Today, I welcome Dr. Tracy Lyons Spencer to share her experience of the challenges of married couples parenting a child on the Autistic Spectrum.
There are horror stories suggesting that the divorce rate in ASD families is as high as 80%. Don’t you believe it. Scientific studies do not support that theory.
You will need some background to understand my family’s experience. My husband is Aspie. I am borderline. My son from my first marriage is borderline. My son with my current husband is Aspie. We all live in the same house without the introduction of crime scene tape. Sometimes I don’t know how we do it. For the record, I did not know Jim was Aspie when we met and married. Heck, I didn’t know what Aspie was until Trey was diagnosed with it. The more I learned about Asperger’s, the more I saw in Jim. I saw a few signs in myself as well.
Now, back to the discussion of marriage.

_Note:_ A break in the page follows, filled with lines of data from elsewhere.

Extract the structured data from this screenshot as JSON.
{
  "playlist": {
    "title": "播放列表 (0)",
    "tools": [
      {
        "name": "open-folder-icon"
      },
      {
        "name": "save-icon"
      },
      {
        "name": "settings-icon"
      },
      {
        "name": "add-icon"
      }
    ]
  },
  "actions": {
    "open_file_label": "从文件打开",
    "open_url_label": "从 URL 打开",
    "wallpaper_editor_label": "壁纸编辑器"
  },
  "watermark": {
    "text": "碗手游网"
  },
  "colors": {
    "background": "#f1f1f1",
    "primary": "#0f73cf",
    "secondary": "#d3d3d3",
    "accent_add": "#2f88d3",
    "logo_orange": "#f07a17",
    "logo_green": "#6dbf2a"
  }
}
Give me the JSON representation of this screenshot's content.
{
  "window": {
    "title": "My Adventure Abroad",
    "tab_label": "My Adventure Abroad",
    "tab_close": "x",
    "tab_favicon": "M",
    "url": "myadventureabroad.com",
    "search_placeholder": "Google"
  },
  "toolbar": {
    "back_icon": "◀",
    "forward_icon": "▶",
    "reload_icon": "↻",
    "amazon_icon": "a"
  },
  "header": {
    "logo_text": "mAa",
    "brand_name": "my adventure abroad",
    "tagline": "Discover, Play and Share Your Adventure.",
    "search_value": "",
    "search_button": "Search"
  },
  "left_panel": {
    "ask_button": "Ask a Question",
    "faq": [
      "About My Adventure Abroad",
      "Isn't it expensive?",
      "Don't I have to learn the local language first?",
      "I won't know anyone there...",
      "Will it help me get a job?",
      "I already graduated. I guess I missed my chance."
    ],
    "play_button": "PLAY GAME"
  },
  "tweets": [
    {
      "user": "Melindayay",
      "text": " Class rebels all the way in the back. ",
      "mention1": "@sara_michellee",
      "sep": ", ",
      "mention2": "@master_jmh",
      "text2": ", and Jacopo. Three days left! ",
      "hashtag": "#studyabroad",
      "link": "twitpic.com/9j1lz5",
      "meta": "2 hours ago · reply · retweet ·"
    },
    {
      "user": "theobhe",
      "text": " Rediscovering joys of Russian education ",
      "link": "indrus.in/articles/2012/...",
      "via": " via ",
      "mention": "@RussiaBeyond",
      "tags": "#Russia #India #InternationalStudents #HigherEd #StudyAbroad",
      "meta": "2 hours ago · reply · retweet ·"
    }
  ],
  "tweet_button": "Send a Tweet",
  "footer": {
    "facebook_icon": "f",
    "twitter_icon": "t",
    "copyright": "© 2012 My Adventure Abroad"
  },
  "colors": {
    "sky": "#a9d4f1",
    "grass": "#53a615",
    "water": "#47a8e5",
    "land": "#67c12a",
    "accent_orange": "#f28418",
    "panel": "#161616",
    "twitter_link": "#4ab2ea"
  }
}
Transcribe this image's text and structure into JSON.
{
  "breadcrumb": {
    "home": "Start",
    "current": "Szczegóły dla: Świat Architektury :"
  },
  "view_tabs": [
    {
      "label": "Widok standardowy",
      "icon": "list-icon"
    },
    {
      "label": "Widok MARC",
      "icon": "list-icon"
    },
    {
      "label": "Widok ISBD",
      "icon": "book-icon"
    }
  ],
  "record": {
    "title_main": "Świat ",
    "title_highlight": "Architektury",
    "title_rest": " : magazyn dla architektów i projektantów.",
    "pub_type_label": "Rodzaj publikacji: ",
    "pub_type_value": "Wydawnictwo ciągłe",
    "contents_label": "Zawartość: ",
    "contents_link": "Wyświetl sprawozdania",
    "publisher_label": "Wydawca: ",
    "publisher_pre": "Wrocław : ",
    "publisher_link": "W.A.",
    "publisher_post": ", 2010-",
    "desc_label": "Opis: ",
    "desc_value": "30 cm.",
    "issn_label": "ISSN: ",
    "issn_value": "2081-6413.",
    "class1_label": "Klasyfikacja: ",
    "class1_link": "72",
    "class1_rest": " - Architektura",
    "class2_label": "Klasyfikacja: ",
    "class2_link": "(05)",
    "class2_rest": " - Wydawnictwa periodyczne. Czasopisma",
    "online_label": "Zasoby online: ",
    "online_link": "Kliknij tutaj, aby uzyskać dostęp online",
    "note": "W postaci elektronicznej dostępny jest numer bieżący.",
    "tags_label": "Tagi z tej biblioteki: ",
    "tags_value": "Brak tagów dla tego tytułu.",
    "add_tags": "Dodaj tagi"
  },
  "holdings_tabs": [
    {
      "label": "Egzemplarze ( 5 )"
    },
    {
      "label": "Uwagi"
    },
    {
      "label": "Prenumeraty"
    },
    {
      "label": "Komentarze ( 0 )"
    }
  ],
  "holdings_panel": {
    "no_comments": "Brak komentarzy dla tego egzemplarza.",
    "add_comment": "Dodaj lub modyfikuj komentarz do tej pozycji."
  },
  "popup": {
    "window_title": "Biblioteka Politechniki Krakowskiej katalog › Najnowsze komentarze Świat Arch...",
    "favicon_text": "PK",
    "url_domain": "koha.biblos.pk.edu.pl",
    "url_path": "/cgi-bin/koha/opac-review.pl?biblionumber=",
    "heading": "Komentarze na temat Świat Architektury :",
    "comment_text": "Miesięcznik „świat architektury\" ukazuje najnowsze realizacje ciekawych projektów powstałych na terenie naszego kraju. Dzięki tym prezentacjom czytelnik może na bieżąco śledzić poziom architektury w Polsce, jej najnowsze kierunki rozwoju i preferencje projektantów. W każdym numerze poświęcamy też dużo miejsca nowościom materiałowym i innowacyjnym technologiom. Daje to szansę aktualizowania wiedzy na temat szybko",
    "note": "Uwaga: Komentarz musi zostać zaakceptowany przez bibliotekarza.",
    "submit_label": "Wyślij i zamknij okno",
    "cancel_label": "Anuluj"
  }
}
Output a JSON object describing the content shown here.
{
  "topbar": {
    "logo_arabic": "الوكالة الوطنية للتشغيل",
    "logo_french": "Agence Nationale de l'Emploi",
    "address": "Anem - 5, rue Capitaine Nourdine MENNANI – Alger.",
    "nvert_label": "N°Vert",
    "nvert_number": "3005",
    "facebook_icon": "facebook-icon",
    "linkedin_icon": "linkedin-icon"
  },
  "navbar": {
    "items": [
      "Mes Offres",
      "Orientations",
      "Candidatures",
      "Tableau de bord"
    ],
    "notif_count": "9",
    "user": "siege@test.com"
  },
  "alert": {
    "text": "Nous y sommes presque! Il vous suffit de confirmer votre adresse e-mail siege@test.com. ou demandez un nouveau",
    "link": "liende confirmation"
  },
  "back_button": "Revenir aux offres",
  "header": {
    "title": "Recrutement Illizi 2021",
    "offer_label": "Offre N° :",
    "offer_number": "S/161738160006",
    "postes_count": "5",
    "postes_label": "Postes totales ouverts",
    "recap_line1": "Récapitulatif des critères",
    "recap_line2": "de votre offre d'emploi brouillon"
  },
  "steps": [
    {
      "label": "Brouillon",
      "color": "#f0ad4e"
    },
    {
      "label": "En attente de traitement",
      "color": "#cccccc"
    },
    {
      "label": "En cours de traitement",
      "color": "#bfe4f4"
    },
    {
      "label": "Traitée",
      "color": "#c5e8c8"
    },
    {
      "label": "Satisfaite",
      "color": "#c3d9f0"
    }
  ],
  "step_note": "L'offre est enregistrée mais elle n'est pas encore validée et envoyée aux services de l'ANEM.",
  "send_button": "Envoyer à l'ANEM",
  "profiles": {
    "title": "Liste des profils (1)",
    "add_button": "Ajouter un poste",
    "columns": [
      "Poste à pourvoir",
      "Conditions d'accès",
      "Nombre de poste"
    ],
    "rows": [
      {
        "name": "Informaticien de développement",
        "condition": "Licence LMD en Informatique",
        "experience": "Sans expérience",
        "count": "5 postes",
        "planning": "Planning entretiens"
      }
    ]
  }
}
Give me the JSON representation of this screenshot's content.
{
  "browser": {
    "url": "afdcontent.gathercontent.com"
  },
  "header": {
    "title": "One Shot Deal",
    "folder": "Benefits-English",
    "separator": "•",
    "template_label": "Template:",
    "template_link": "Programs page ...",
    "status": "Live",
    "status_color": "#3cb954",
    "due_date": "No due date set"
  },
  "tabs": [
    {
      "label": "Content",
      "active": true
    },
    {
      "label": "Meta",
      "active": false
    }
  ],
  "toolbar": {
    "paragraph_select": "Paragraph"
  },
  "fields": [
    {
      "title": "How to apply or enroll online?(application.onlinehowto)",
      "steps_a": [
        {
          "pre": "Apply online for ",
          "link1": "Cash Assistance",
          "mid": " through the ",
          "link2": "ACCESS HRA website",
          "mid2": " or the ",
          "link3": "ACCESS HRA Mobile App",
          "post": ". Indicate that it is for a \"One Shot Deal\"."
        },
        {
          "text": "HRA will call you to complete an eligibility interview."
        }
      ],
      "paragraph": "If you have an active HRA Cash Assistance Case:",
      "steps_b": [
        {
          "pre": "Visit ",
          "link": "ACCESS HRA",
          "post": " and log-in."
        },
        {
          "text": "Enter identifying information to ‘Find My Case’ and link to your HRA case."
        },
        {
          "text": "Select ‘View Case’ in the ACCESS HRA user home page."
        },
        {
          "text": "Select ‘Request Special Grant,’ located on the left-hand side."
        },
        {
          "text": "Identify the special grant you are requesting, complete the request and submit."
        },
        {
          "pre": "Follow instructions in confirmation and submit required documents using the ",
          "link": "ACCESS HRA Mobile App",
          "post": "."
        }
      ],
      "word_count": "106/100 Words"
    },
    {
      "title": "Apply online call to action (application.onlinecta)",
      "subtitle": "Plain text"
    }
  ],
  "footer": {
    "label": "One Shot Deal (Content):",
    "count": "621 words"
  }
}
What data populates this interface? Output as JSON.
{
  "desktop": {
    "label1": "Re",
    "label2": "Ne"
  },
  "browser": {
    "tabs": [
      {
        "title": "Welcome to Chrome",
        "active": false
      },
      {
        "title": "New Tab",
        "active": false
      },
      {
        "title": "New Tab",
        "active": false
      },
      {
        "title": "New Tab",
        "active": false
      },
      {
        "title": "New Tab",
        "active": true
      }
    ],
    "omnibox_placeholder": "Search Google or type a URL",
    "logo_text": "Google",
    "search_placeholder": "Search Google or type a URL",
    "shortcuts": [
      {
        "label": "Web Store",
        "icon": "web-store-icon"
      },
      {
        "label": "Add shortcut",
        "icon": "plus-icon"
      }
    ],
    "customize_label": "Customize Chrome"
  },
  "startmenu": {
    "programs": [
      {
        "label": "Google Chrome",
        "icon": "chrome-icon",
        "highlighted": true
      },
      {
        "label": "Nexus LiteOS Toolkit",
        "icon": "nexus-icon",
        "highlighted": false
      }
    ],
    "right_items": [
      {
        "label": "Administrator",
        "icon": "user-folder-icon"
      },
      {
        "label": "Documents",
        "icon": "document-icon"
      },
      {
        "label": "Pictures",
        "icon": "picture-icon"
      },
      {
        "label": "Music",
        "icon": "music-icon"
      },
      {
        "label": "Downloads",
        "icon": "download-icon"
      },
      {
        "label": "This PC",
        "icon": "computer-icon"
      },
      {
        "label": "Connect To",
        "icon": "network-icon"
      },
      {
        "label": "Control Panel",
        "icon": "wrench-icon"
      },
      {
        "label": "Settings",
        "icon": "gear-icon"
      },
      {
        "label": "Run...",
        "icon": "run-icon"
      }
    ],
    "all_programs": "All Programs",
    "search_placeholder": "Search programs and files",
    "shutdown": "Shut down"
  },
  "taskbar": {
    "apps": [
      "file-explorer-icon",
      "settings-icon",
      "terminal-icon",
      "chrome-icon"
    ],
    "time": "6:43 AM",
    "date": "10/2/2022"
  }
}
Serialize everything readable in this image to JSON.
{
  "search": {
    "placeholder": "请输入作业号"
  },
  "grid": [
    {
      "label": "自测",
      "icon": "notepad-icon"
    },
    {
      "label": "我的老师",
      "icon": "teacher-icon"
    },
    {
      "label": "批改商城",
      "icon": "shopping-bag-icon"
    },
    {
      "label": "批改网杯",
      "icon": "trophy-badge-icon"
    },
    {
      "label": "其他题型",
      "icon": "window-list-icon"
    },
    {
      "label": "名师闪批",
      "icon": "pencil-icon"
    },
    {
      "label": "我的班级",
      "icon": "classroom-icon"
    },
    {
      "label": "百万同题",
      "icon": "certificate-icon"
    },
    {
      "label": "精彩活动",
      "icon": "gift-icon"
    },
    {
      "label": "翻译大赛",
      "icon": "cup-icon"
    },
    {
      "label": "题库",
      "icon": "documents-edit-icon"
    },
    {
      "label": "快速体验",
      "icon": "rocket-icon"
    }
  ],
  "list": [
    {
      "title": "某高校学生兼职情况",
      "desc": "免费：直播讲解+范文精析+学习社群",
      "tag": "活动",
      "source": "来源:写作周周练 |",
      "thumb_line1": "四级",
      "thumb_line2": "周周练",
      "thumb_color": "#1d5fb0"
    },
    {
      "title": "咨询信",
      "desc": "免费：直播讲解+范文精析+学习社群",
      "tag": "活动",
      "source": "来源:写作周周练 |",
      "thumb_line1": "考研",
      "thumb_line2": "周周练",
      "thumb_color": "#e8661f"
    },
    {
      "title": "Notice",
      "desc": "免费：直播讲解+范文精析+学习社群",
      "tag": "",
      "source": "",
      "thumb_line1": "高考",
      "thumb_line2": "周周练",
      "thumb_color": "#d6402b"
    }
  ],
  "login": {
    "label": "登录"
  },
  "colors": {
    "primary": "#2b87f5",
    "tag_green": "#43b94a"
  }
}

Raising children with ASD comes with financial and emotional challenges that can strain a marriage. If one or both spouses are social butterflies, enjoying date nights and time with friends, they’re going to notice a marked dip in ye olde social life. Most ASD families find themselves more isolated than neurotypical families. It’s hard to put a child with ASD in crowded situations due to all the sensory bombardment. It’s hard to get adult time when a typical sitter cannot handle a meltdown. What to do?
I am fortunate that my husband’s Asperger’s means he is just as happy with Netflix and Chill as he would be watching a movie in the theater. (Unless it’s a Captain America movie; that requires the big screen.) We don’t get many date nights, averaging two or three a year. What we do get are lunch dates while Trey is in school. Lunch is usually cheaper too!
Ah, money. Many fights among neurotypical couples are about money. ASD families are no different. We just have different expenses. Our pharmacy loves us. Specialists in comorbid epilepsy and sleep apnea think we are great. The people in Trey’s psychiatrist’s office recognize my voice on the phone. Added stress? Of course. Just trying to get to all those appointments is added stress, let alone paying for them. It takes a team to handle all the scheduling, driving, refill ordering, and pharmacy waiting that consume a calendar. If one partner isn’t very helpful, that would be an issue.
What do ASD parents argue about? Again, I think it is similar to neurotypical families. No two people would raise their children exactly alike. One is usually softer than the other. We have the same disagreements there. What makes our arguments a bit different are the facts that Jim is an Aspie, so he goes at it from his life experience and how his brain works, and I have a fancy degree that specialized in ASD, so I am citing research. Jim is also an attorney. Ever argue with someone who is TRAINED to argue? It’s not pleasant. Add to that the common “my way or the highway” thinking of an Aspie, and I am not going to win many arguments. Luckily, Jim recognizes this and gives me a win every so often. I know that it is hard for him to do, so I appreciate his efforts.
And now for the down and dirty; let’s discuss sex. Yes, I am going there. Like parents of small children, most amorous activity has to wait until the kids are asleep. Energy is gone. People are tired. Parents of neurotypical children have the blessing of their kids going on sleepovers and playdates and out with friends. Our period of “wait until bedtime” is much longer. At 14, Trey is almost always with us. He has figured out what a closed door means, but only after picking our bedroom lock a few times to see what all that noise was about. (We don’t always wait until bedtime, darn it. We love each other.) Additionally, a meltdown can be, as Jim calls it, “the greatest little horny killer in the world.” I can’t speak for all ASD parents, but we do more than just manage a sex life. If people knew, they would think we are still in our twenties. Sex is a GREAT stress reliever. I highly recommend it.
So how do we keep going? What makes our marriage flourish? Sacrifice. Understanding. Teamwork. It may seem small to others, but I appreciate that Jim doesn’t expect me to always pick Trey up when he has a meltdown at school; he can do it too. I like that I can ask a grown Aspie what might be going through Trey’s head right now. I love that he can respect my need to have a say, even when we don’t agree. We aren’t a family from a Norman Rockwell painting, but who really is?
Dr. Tracy Spencer